Longview’s digital footprint got a distinct overhaul this week, as the city launched a renovated website about 3 1/2 months after pulling it down because of hacking attacks.
“We see communication as an extension of customer service, and this is the greatest form of communication that we can have because it is there 24/7,” Media Development Administrator Terry Miller said. “It will be able to be there and give us a good presentation, whether we personally are there or not.”
Miller said an overhaul such as the one the city undertook often takes 10 months to a year to complete.
“In order to give flexibility to our major departments like the library, parks and recreation, police, fire and Maude Cobb — to give them their own identity and still maintaining the structural integrity of the whole umbrella is a huge undertaking,” Miller said.
The new website received a soft launch Monday.
The city launched an interim website Feb. 10, about a week after pulling down longviewtexas.gov because of issues after hacking attacks.
Miller said the city had been planning to renovate the website this year and budget for the project the next year.
The decision to pull down the website was taken as an opportunity to speed up the renovation.
City spokesman Shawn Hara said the company the city was working with for its previous website had informed the city it planned to narrow its focus and the city would need a new vendor when it upgraded.
“Security was one of our concerns,” he said. “So we wanted to make sure it was part of the discussions with the vendor. … They showed that they have had some experience meeting those needs.”
“We went with a vendor that had experience in creating secure websites,” he said.
In March, the City Council agreed to a three-year contract with CivicPlus for the new website. The initial cost of the contract was about $31,000.

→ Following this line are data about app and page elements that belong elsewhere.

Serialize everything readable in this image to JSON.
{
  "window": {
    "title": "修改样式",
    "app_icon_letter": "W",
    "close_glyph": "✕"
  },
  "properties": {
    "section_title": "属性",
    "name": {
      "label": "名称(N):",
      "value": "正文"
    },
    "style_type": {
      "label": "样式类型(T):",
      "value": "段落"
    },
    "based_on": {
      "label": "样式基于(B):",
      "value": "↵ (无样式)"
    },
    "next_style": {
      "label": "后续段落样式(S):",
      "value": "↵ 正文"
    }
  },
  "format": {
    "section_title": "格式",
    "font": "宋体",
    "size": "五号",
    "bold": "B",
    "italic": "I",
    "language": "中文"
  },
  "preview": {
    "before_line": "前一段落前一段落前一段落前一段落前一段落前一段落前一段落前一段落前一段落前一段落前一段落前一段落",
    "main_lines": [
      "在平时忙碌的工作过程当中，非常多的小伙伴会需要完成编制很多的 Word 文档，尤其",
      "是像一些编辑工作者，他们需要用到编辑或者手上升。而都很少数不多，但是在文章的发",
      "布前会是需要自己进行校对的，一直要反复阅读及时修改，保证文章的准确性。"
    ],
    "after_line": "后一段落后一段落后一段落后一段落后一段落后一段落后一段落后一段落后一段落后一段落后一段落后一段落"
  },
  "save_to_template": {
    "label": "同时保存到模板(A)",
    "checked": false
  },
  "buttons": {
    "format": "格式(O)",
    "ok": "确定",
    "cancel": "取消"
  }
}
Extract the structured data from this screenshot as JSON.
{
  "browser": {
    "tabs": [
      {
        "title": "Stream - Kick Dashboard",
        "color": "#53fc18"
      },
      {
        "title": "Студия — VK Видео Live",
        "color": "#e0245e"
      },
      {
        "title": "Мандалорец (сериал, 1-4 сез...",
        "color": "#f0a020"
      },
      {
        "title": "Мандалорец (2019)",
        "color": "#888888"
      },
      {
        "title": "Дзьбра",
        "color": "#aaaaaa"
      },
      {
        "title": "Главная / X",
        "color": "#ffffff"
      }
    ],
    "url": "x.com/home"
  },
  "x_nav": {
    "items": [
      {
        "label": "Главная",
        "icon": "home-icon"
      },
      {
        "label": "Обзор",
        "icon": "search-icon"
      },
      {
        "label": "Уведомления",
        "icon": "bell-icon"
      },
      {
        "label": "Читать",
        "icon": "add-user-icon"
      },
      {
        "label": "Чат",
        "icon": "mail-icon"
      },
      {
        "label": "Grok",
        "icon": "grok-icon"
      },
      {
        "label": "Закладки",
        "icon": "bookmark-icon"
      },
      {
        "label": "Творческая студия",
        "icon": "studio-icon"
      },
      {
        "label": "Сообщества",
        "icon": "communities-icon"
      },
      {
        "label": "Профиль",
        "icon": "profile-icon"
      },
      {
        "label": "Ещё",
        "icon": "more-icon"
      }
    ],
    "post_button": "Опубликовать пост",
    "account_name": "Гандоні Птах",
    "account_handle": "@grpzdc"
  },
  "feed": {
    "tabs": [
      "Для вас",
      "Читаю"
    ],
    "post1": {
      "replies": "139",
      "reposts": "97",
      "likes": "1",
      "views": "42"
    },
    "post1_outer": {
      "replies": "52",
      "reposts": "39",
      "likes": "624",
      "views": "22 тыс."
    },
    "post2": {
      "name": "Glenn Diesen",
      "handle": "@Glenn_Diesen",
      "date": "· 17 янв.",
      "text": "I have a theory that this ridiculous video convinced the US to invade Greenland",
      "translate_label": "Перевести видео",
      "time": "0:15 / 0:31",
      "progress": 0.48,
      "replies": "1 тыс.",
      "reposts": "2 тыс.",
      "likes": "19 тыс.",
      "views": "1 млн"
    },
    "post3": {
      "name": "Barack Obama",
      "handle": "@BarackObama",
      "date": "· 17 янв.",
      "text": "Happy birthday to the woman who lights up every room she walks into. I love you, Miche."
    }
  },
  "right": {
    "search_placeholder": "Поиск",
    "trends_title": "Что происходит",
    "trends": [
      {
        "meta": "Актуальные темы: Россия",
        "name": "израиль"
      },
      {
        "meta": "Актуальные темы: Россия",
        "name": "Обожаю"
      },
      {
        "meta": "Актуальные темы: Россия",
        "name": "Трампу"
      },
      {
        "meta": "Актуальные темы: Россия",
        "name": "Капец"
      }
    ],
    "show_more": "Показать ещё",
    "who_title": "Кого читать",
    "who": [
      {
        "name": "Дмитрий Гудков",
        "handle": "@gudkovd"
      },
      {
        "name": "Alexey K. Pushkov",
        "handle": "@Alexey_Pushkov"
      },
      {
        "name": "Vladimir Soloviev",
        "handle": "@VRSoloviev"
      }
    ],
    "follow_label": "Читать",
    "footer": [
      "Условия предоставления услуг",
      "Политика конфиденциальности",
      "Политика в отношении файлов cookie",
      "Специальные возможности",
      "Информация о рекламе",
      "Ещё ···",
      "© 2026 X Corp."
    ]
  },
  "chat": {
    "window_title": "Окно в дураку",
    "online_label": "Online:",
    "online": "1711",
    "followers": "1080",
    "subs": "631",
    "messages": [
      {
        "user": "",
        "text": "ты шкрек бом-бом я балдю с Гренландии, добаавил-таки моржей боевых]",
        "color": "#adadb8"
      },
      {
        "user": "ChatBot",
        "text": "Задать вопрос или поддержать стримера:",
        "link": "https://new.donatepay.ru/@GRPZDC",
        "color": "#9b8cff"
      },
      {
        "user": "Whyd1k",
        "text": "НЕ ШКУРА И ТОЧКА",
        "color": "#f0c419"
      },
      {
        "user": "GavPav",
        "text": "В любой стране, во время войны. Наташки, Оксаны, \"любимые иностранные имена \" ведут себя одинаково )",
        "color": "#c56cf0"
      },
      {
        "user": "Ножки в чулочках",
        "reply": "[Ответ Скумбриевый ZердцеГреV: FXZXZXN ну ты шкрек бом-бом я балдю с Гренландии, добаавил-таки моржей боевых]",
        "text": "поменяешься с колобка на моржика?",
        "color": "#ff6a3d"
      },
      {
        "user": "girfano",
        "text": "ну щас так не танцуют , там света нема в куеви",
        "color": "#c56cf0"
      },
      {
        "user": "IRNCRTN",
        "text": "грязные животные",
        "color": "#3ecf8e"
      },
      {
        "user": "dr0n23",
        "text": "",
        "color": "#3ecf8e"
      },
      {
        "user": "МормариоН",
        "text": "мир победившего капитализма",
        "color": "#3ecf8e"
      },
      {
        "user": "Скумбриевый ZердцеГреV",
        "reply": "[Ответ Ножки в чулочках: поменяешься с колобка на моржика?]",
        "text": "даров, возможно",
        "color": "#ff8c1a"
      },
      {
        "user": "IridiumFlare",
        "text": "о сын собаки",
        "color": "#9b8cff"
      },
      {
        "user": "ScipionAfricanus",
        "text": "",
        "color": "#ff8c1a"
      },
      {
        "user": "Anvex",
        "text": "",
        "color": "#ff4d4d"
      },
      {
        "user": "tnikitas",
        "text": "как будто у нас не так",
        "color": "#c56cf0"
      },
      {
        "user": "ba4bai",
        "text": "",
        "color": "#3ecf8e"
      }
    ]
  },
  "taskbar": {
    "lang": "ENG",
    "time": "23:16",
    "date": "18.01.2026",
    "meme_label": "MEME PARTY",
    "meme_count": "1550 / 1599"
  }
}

Neither Hara nor Miller elaborated on the specific steps to improve the security.
“There is no magical thing … (it is) the security that they have for their infrastructures and the way that they handle things,” Hara said. “They have demonstrated that what they do for security and how it has worked well for other communities that had active security risks didn’t have any actual impact.”

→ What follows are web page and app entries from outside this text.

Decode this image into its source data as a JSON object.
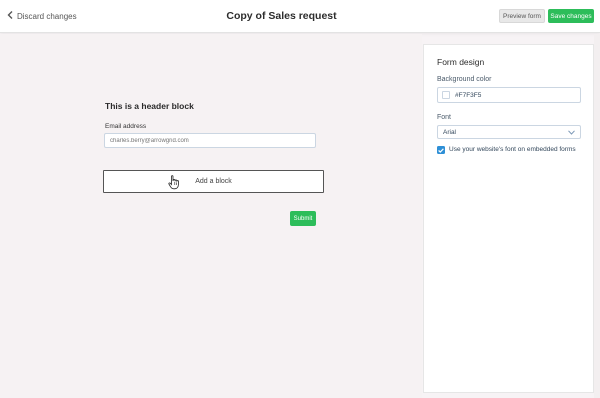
{
  "header": {
    "back_label": "Discard changes",
    "title": "Copy of Sales request",
    "preview_label": "Preview form",
    "save_label": "Save changes"
  },
  "form": {
    "header_block": "This is a header block",
    "email_label": "Email address",
    "email_placeholder": "charles.berry@arrowgrid.com",
    "add_block_label": "Add a block",
    "submit_label": "Submit"
  },
  "design_panel": {
    "title": "Form design",
    "background_color_label": "Background color",
    "background_color_value": "#F7F3F5",
    "font_label": "Font",
    "font_value": "Arial",
    "embed_font_checked": true,
    "embed_font_label": "Use your website's font on embedded forms"
  },
  "colors": {
    "accent_green": "#2dbd5a",
    "checkbox_blue": "#2e8fd6",
    "canvas_background": "#F7F3F5"
  }
}
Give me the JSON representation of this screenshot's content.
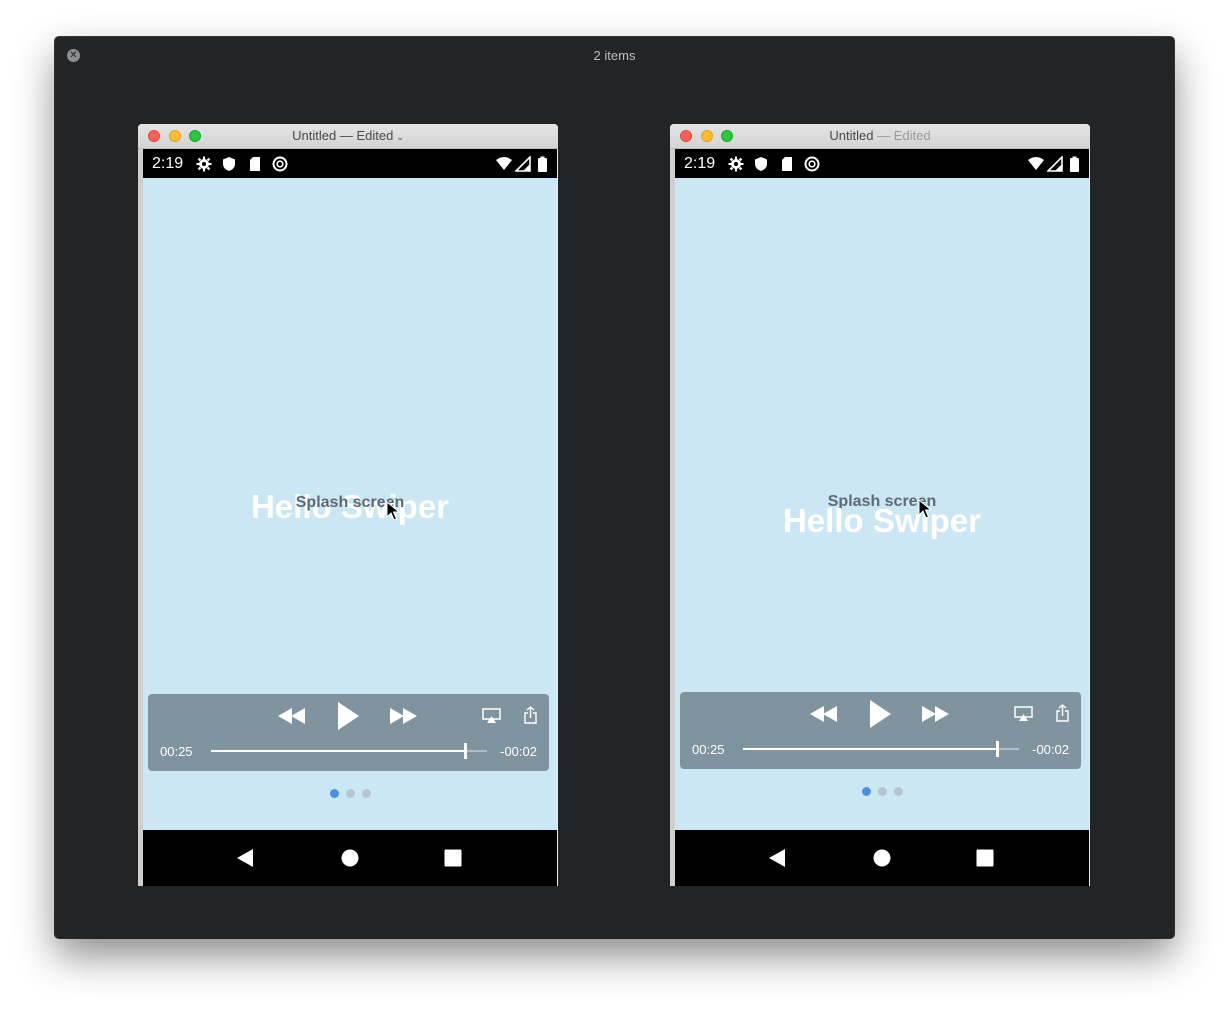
{
  "viewer": {
    "title": "2 items",
    "close_glyph": "✕"
  },
  "windows": [
    {
      "title": "Untitled",
      "edited": " — Edited",
      "has_chevron": true,
      "status_time": "2:19",
      "hello_text": "Hello Swiper",
      "splash_text": "Splash screen",
      "player": {
        "current_time": "00:25",
        "remaining_time": "-00:02",
        "progress": 0.92
      },
      "page_dots": {
        "count": 3,
        "active": 0
      }
    },
    {
      "title": "Untitled",
      "edited": " — Edited",
      "has_chevron": false,
      "status_time": "2:19",
      "hello_text": "Hello Swiper",
      "splash_text": "Splash screen",
      "player": {
        "current_time": "00:25",
        "remaining_time": "-00:02",
        "progress": 0.92
      },
      "page_dots": {
        "count": 3,
        "active": 0
      }
    }
  ],
  "colors": {
    "screen_bg": "#cbe7f4",
    "player_bg": "#80949f",
    "active_dot": "#4a90e2"
  },
  "icons": {
    "status_left": [
      "settings-icon",
      "shield-icon",
      "sd-card-icon",
      "sync-icon"
    ],
    "status_right": [
      "wifi-icon",
      "signal-icon",
      "battery-icon"
    ],
    "player": [
      "rewind-icon",
      "play-icon",
      "fast-forward-icon",
      "airplay-icon",
      "share-icon"
    ],
    "nav": [
      "back-icon",
      "home-icon",
      "recents-icon"
    ]
  }
}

CivicPlus of Manhattan, Kansas, has worked with more than 1,800 governments, including Plano and Flower Mound, according to its website.
The company has helped rebuild websites since 2001.
Miller said there were about 5,000 pages on the city website before it was pulled and some information had been consolidated in the new website.
New features include notification options for page updates and mega-menus to make finding information easier.
In 2014, the city’s website saw 426,359 users, with more than 1.5 million page views.
In a single week from Dec. 1 to 7, the website was visited more than 21,000 times by more than 7,700 users, Miller said.
The hacking attempts — which a YouTube video linked to the Jan. 22 shooting death of a 17-year-old by Longview police — temporarily shut down the website overnight Jan. 24 and 25, and then throughout the following week.
Miller said the site is about 90 percent complete.
Users who find an issue with the site can email firstname.lastname@example.org.